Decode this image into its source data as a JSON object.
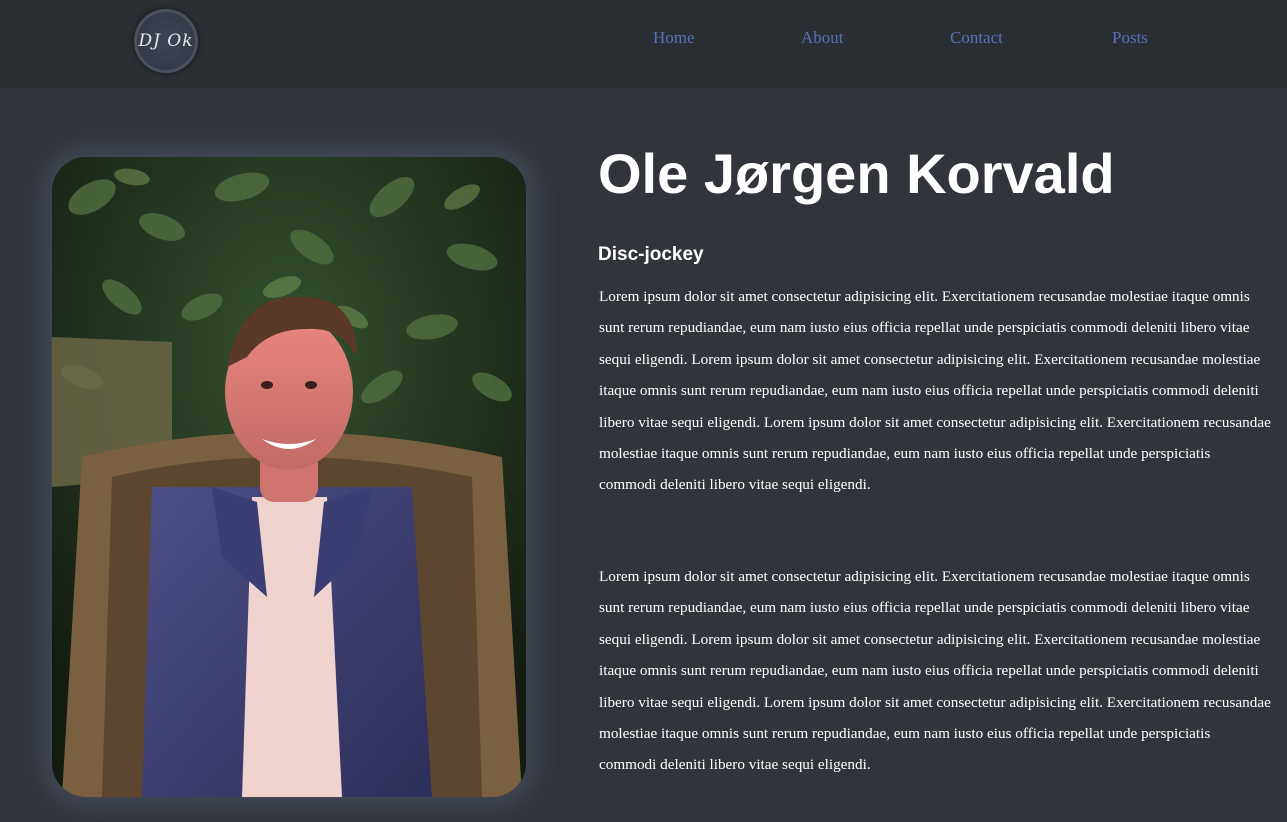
{
  "logo": {
    "text": "DJ Ok",
    "icon": "dj-ok-logo"
  },
  "nav": {
    "items": [
      {
        "label": "Home"
      },
      {
        "label": "About"
      },
      {
        "label": "Contact"
      },
      {
        "label": "Posts"
      }
    ]
  },
  "profile": {
    "name": "Ole Jørgen Korvald",
    "role": "Disc-jockey",
    "paragraphs": [
      "Lorem ipsum dolor sit amet consectetur adipisicing elit. Exercitationem recusandae molestiae itaque omnis sunt rerum repudiandae, eum nam iusto eius officia repellat unde perspiciatis commodi deleniti libero vitae sequi eligendi. Lorem ipsum dolor sit amet consectetur adipisicing elit. Exercitationem recusandae molestiae itaque omnis sunt rerum repudiandae, eum nam iusto eius officia repellat unde perspiciatis commodi deleniti libero vitae sequi eligendi. Lorem ipsum dolor sit amet consectetur adipisicing elit. Exercitationem recusandae molestiae itaque omnis sunt rerum repudiandae, eum nam iusto eius officia repellat unde perspiciatis commodi deleniti libero vitae sequi eligendi.",
      "Lorem ipsum dolor sit amet consectetur adipisicing elit. Exercitationem recusandae molestiae itaque omnis sunt rerum repudiandae, eum nam iusto eius officia repellat unde perspiciatis commodi deleniti libero vitae sequi eligendi. Lorem ipsum dolor sit amet consectetur adipisicing elit. Exercitationem recusandae molestiae itaque omnis sunt rerum repudiandae, eum nam iusto eius officia repellat unde perspiciatis commodi deleniti libero vitae sequi eligendi. Lorem ipsum dolor sit amet consectetur adipisicing elit. Exercitationem recusandae molestiae itaque omnis sunt rerum repudiandae, eum nam iusto eius officia repellat unde perspiciatis commodi deleniti libero vitae sequi eligendi."
    ]
  },
  "colors": {
    "page_background": "#31353b",
    "nav_background": "#2b2e33",
    "nav_link": "#5670b8",
    "text": "#ffffff"
  }
}
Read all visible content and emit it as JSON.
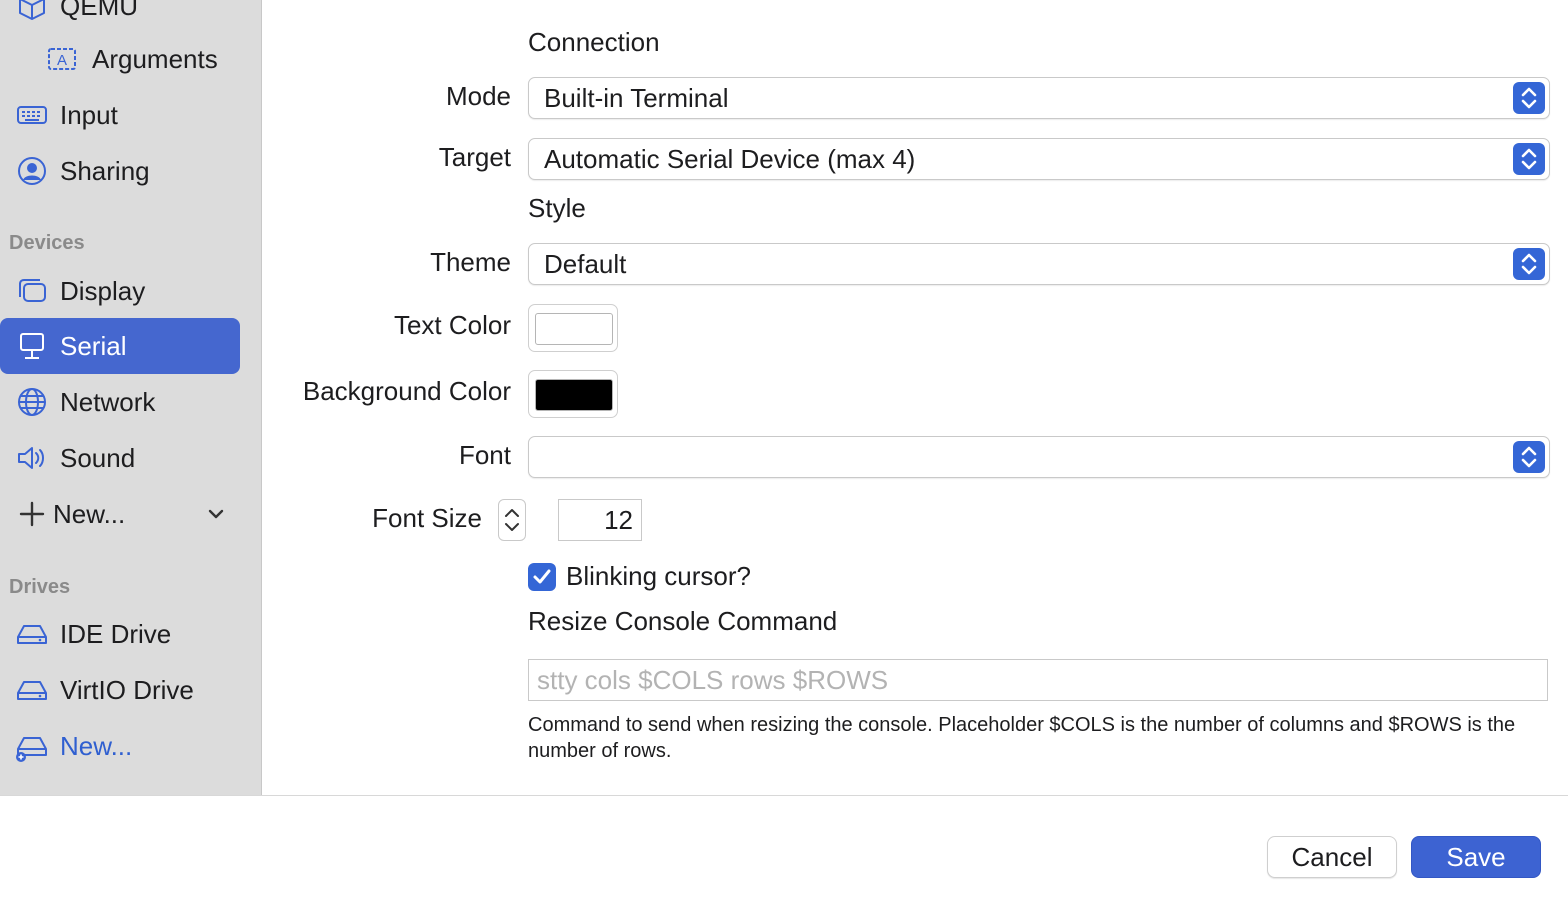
{
  "sidebar": {
    "top_items": [
      {
        "label": "QEMU",
        "icon": "cube-icon"
      },
      {
        "label": "Arguments",
        "icon": "text-box-icon"
      },
      {
        "label": "Input",
        "icon": "keyboard-icon"
      },
      {
        "label": "Sharing",
        "icon": "person-circle-icon"
      }
    ],
    "devices_header": "Devices",
    "devices": [
      {
        "label": "Display",
        "icon": "display-icon"
      },
      {
        "label": "Serial",
        "icon": "serial-icon",
        "selected": true
      },
      {
        "label": "Network",
        "icon": "globe-icon"
      },
      {
        "label": "Sound",
        "icon": "speaker-icon"
      }
    ],
    "new_device_label": "New...",
    "drives_header": "Drives",
    "drives": [
      {
        "label": "IDE Drive",
        "icon": "drive-icon"
      },
      {
        "label": "VirtIO Drive",
        "icon": "drive-icon"
      }
    ],
    "new_drive_label": "New..."
  },
  "main": {
    "connection_header": "Connection",
    "mode": {
      "label": "Mode",
      "value": "Built-in Terminal"
    },
    "target": {
      "label": "Target",
      "value": "Automatic Serial Device (max 4)"
    },
    "style_header": "Style",
    "theme": {
      "label": "Theme",
      "value": "Default"
    },
    "text_color": {
      "label": "Text Color",
      "value": "#ffffff"
    },
    "background_color": {
      "label": "Background Color",
      "value": "#000000"
    },
    "font": {
      "label": "Font",
      "value": ""
    },
    "font_size": {
      "label": "Font Size",
      "value": "12"
    },
    "blinking_cursor": {
      "label": "Blinking cursor?",
      "checked": true
    },
    "resize_header": "Resize Console Command",
    "resize_command": {
      "value": "",
      "placeholder": "stty cols $COLS rows $ROWS"
    },
    "resize_help": "Command to send when resizing the console. Placeholder $COLS is the number of columns and $ROWS is the number of rows."
  },
  "footer": {
    "cancel_label": "Cancel",
    "save_label": "Save"
  },
  "colors": {
    "accent": "#3466d6",
    "sidebar_bg": "#dcdcdc",
    "selected_bg": "#4567cf"
  }
}
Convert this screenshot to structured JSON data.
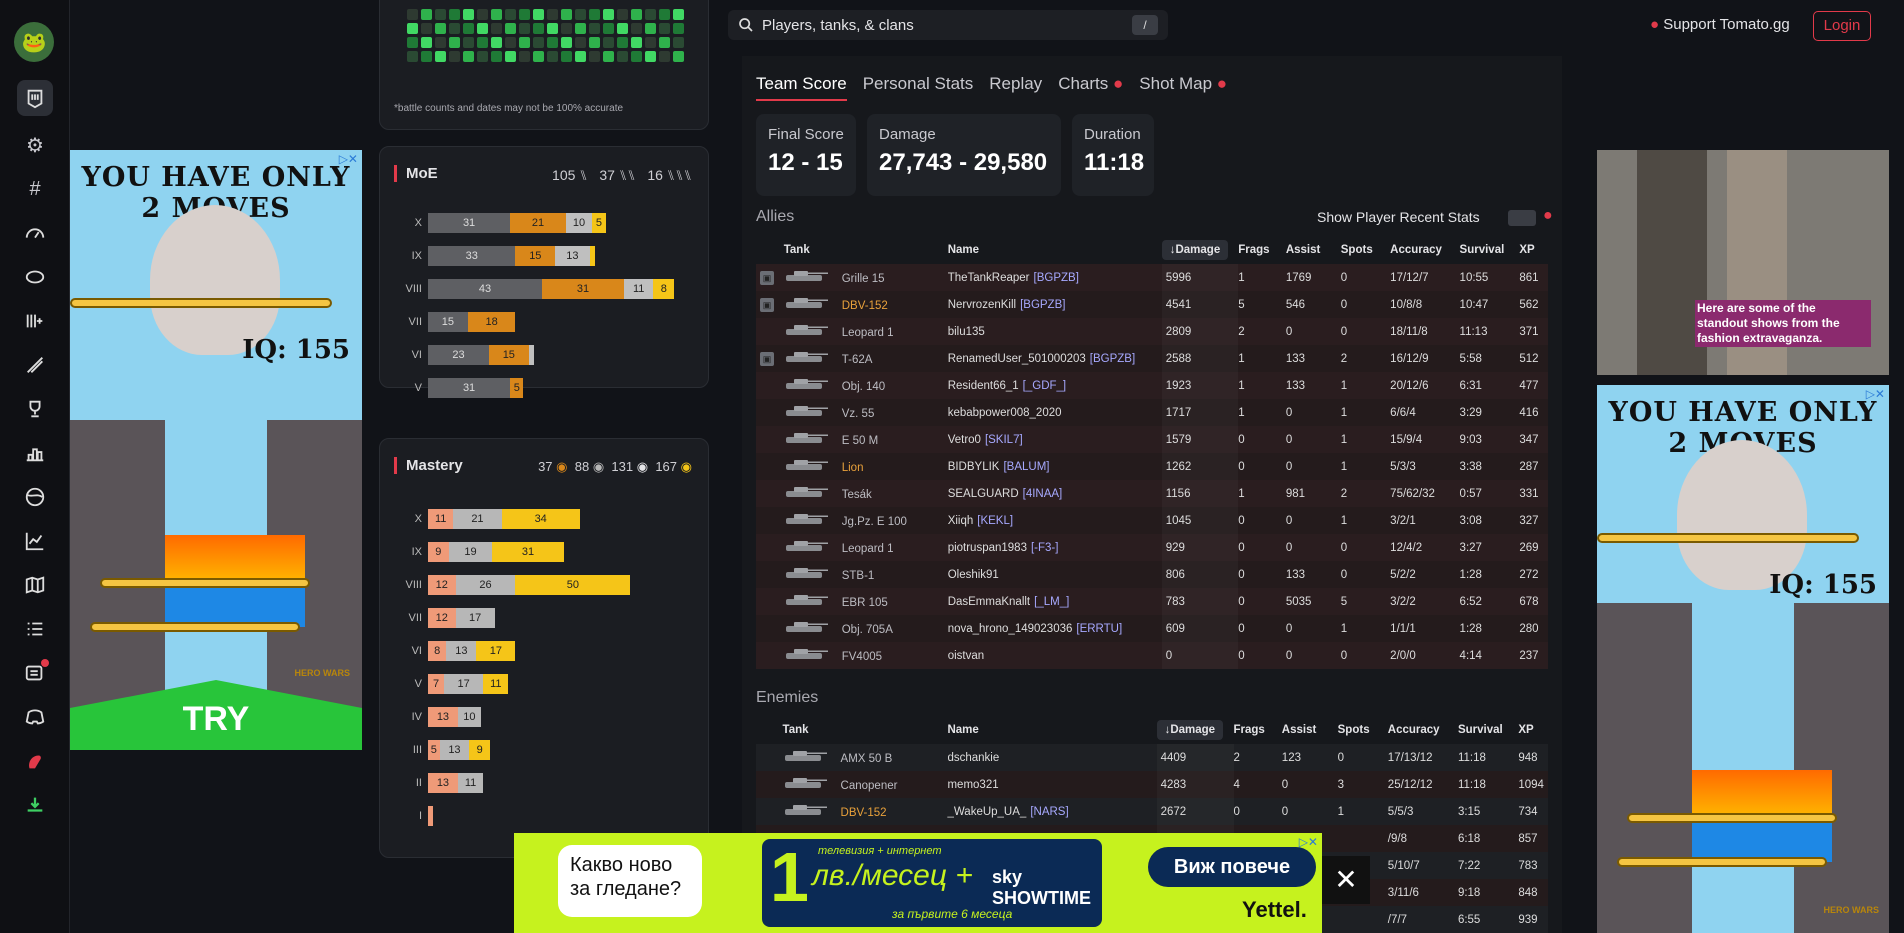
{
  "sidebar": {
    "icons": [
      "frog-logo-icon",
      "tank-nav-icon",
      "gear-icon",
      "hash-icon",
      "gauge-icon",
      "helmet-icon",
      "bars-plus-icon",
      "pen-icon",
      "trophy-icon",
      "podium-icon",
      "globe-icon",
      "line-chart-icon",
      "map-icon",
      "list-icon",
      "news-icon",
      "discord-icon",
      "tomato-icon",
      "download-icon"
    ]
  },
  "search": {
    "placeholder": "Players, tanks, & clans",
    "shortcut": "/"
  },
  "header": {
    "support_label": "Support Tomato.gg",
    "login_label": "Login"
  },
  "left_panel": {
    "footnote": "*battle counts and dates may not be 100% accurate",
    "moe": {
      "title": "MoE",
      "badges": [
        "105",
        "37",
        "16"
      ],
      "rows": [
        {
          "tier": "X",
          "values": [
            "31",
            "21",
            "10",
            "5"
          ]
        },
        {
          "tier": "IX",
          "values": [
            "33",
            "15",
            "13",
            ""
          ]
        },
        {
          "tier": "VIII",
          "values": [
            "43",
            "31",
            "11",
            "8"
          ]
        },
        {
          "tier": "VII",
          "values": [
            "15",
            "18"
          ]
        },
        {
          "tier": "VI",
          "values": [
            "23",
            "15",
            ""
          ]
        },
        {
          "tier": "V",
          "values": [
            "31",
            "5"
          ]
        }
      ]
    },
    "mastery": {
      "title": "Mastery",
      "badges": [
        "37",
        "88",
        "131",
        "167"
      ],
      "badge_icons": [
        "III",
        "II",
        "I",
        "M"
      ],
      "rows": [
        {
          "tier": "X",
          "values": [
            "11",
            "21",
            "34"
          ]
        },
        {
          "tier": "IX",
          "values": [
            "9",
            "19",
            "31"
          ]
        },
        {
          "tier": "VIII",
          "values": [
            "12",
            "26",
            "50"
          ]
        },
        {
          "tier": "VII",
          "values": [
            "12",
            "17"
          ]
        },
        {
          "tier": "VI",
          "values": [
            "8",
            "13",
            "17"
          ]
        },
        {
          "tier": "V",
          "values": [
            "7",
            "17",
            "11"
          ]
        },
        {
          "tier": "IV",
          "values": [
            "13",
            "10"
          ]
        },
        {
          "tier": "III",
          "values": [
            "5",
            "13",
            "9"
          ]
        },
        {
          "tier": "II",
          "values": [
            "13",
            "11"
          ]
        },
        {
          "tier": "I",
          "values": [
            ""
          ]
        }
      ]
    }
  },
  "tabs": [
    {
      "label": "Team Score",
      "active": true
    },
    {
      "label": "Personal Stats"
    },
    {
      "label": "Replay"
    },
    {
      "label": "Charts"
    },
    {
      "label": "Shot Map"
    }
  ],
  "summary": {
    "final_score_label": "Final Score",
    "final_score": "12 - 15",
    "damage_label": "Damage",
    "damage": "27,743 - 29,580",
    "duration_label": "Duration",
    "duration": "11:18"
  },
  "allies": {
    "title": "Allies",
    "show_recent_label": "Show Player Recent Stats",
    "columns": [
      "Tank",
      "Name",
      "Damage",
      "Frags",
      "Assist",
      "Spots",
      "Accuracy",
      "Survival",
      "XP"
    ],
    "rows": [
      {
        "platoon": true,
        "tank": "Grille 15",
        "name": "TheTankReaper",
        "clan": "[BGPZB]",
        "dmg": "5996",
        "frags": "1",
        "assist": "1769",
        "spots": "0",
        "acc": "17/12/7",
        "surv": "10:55",
        "xp": "861"
      },
      {
        "platoon": true,
        "tank": "DBV-152",
        "gold": true,
        "name": "NervrozenKill",
        "clan": "[BGPZB]",
        "dmg": "4541",
        "frags": "5",
        "assist": "546",
        "spots": "0",
        "acc": "10/8/8",
        "surv": "10:47",
        "xp": "562"
      },
      {
        "tank": "Leopard 1",
        "name": "bilu135",
        "clan": "",
        "dmg": "2809",
        "frags": "2",
        "assist": "0",
        "spots": "0",
        "acc": "18/11/8",
        "surv": "11:13",
        "xp": "371"
      },
      {
        "platoon": true,
        "tank": "T-62A",
        "name": "RenamedUser_501000203",
        "clan": "[BGPZB]",
        "dmg": "2588",
        "frags": "1",
        "assist": "133",
        "spots": "2",
        "acc": "16/12/9",
        "surv": "5:58",
        "xp": "512"
      },
      {
        "tank": "Obj. 140",
        "name": "Resident66_1",
        "clan": "[_GDF_]",
        "dmg": "1923",
        "frags": "1",
        "assist": "133",
        "spots": "1",
        "acc": "20/12/6",
        "surv": "6:31",
        "xp": "477"
      },
      {
        "tank": "Vz. 55",
        "name": "kebabpower008_2020",
        "clan": "",
        "dmg": "1717",
        "frags": "1",
        "assist": "0",
        "spots": "1",
        "acc": "6/6/4",
        "surv": "3:29",
        "xp": "416"
      },
      {
        "tank": "E 50 M",
        "name": "Vetro0",
        "clan": "[SKIL7]",
        "dmg": "1579",
        "frags": "0",
        "assist": "0",
        "spots": "1",
        "acc": "15/9/4",
        "surv": "9:03",
        "xp": "347"
      },
      {
        "tank": "Lion",
        "gold": true,
        "name": "BIDBYLIK",
        "clan": "[BALUM]",
        "dmg": "1262",
        "frags": "0",
        "assist": "0",
        "spots": "1",
        "acc": "5/3/3",
        "surv": "3:38",
        "xp": "287"
      },
      {
        "tank": "Tesák",
        "name": "SEALGUARD",
        "clan": "[4INAA]",
        "dmg": "1156",
        "frags": "1",
        "assist": "981",
        "spots": "2",
        "acc": "75/62/32",
        "surv": "0:57",
        "xp": "331"
      },
      {
        "tank": "Jg.Pz. E 100",
        "name": "Xiiqh",
        "clan": "[KEKL]",
        "dmg": "1045",
        "frags": "0",
        "assist": "0",
        "spots": "1",
        "acc": "3/2/1",
        "surv": "3:08",
        "xp": "327"
      },
      {
        "tank": "Leopard 1",
        "name": "piotruspan1983",
        "clan": "[-F3-]",
        "dmg": "929",
        "frags": "0",
        "assist": "0",
        "spots": "0",
        "acc": "12/4/2",
        "surv": "3:27",
        "xp": "269"
      },
      {
        "tank": "STB-1",
        "name": "Oleshik91",
        "clan": "",
        "dmg": "806",
        "frags": "0",
        "assist": "133",
        "spots": "0",
        "acc": "5/2/2",
        "surv": "1:28",
        "xp": "272"
      },
      {
        "tank": "EBR 105",
        "name": "DasEmmaKnallt",
        "clan": "[_LM_]",
        "dmg": "783",
        "frags": "0",
        "assist": "5035",
        "spots": "5",
        "acc": "3/2/2",
        "surv": "6:52",
        "xp": "678"
      },
      {
        "tank": "Obj. 705A",
        "name": "nova_hrono_149023036",
        "clan": "[ERRTU]",
        "dmg": "609",
        "frags": "0",
        "assist": "0",
        "spots": "1",
        "acc": "1/1/1",
        "surv": "1:28",
        "xp": "280"
      },
      {
        "tank": "FV4005",
        "name": "oistvan",
        "clan": "",
        "dmg": "0",
        "frags": "0",
        "assist": "0",
        "spots": "0",
        "acc": "2/0/0",
        "surv": "4:14",
        "xp": "237"
      }
    ]
  },
  "enemies": {
    "title": "Enemies",
    "columns": [
      "Tank",
      "Name",
      "Damage",
      "Frags",
      "Assist",
      "Spots",
      "Accuracy",
      "Survival",
      "XP"
    ],
    "rows": [
      {
        "tank": "AMX 50 B",
        "name": "dschankie",
        "clan": "",
        "dmg": "4409",
        "frags": "2",
        "assist": "123",
        "spots": "0",
        "acc": "17/13/12",
        "surv": "11:18",
        "xp": "948"
      },
      {
        "tank": "Canopener",
        "name": "memo321",
        "clan": "",
        "dmg": "4283",
        "frags": "4",
        "assist": "0",
        "spots": "3",
        "acc": "25/12/12",
        "surv": "11:18",
        "xp": "1094"
      },
      {
        "tank": "DBV-152",
        "gold": true,
        "name": "_WakeUp_UA_",
        "clan": "[NARS]",
        "dmg": "2672",
        "frags": "0",
        "assist": "0",
        "spots": "1",
        "acc": "5/5/3",
        "surv": "3:15",
        "xp": "734"
      },
      {
        "tank": "",
        "name": "",
        "clan": "",
        "dmg": "",
        "frags": "",
        "assist": "",
        "spots": "",
        "acc": "/9/8",
        "surv": "6:18",
        "xp": "857"
      },
      {
        "tank": "",
        "name": "",
        "clan": "",
        "dmg": "",
        "frags": "",
        "assist": "",
        "spots": "",
        "acc": "5/10/7",
        "surv": "7:22",
        "xp": "783"
      },
      {
        "tank": "",
        "name": "",
        "clan": "",
        "dmg": "",
        "frags": "",
        "assist": "",
        "spots": "",
        "acc": "3/11/6",
        "surv": "9:18",
        "xp": "848"
      },
      {
        "tank": "",
        "name": "",
        "clan": "",
        "dmg": "",
        "frags": "",
        "assist": "",
        "spots": "",
        "acc": "/7/7",
        "surv": "6:55",
        "xp": "939"
      }
    ]
  },
  "ads": {
    "left": {
      "headline": "YOU HAVE ONLY 2 MOVES",
      "iq": "IQ: 155",
      "cta": "TRY",
      "brand": "HERO WARS"
    },
    "right_video_caption": "Here are some of the standout shows from the fashion extravaganza.",
    "right": {
      "headline": "YOU HAVE ONLY 2 MOVES",
      "iq": "IQ: 155",
      "brand": "HERO WARS"
    },
    "bottom": {
      "bubble": "Какво ново за гледане?",
      "big_number": "1",
      "small_top": "телевизия + интернет",
      "price": "лв./месец +",
      "partner": "sky SHOWTIME",
      "small_bottom": "за първите 6 месеца",
      "cta": "Виж повече",
      "brand": "Yettel.",
      "close": "✕"
    }
  }
}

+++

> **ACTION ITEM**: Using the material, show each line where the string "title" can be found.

> **RESPONSE TO THIS TASK**:
      "title": "MoE",
      "title": "Mastery",
    "title": "Allies",
    "title": "Enemies",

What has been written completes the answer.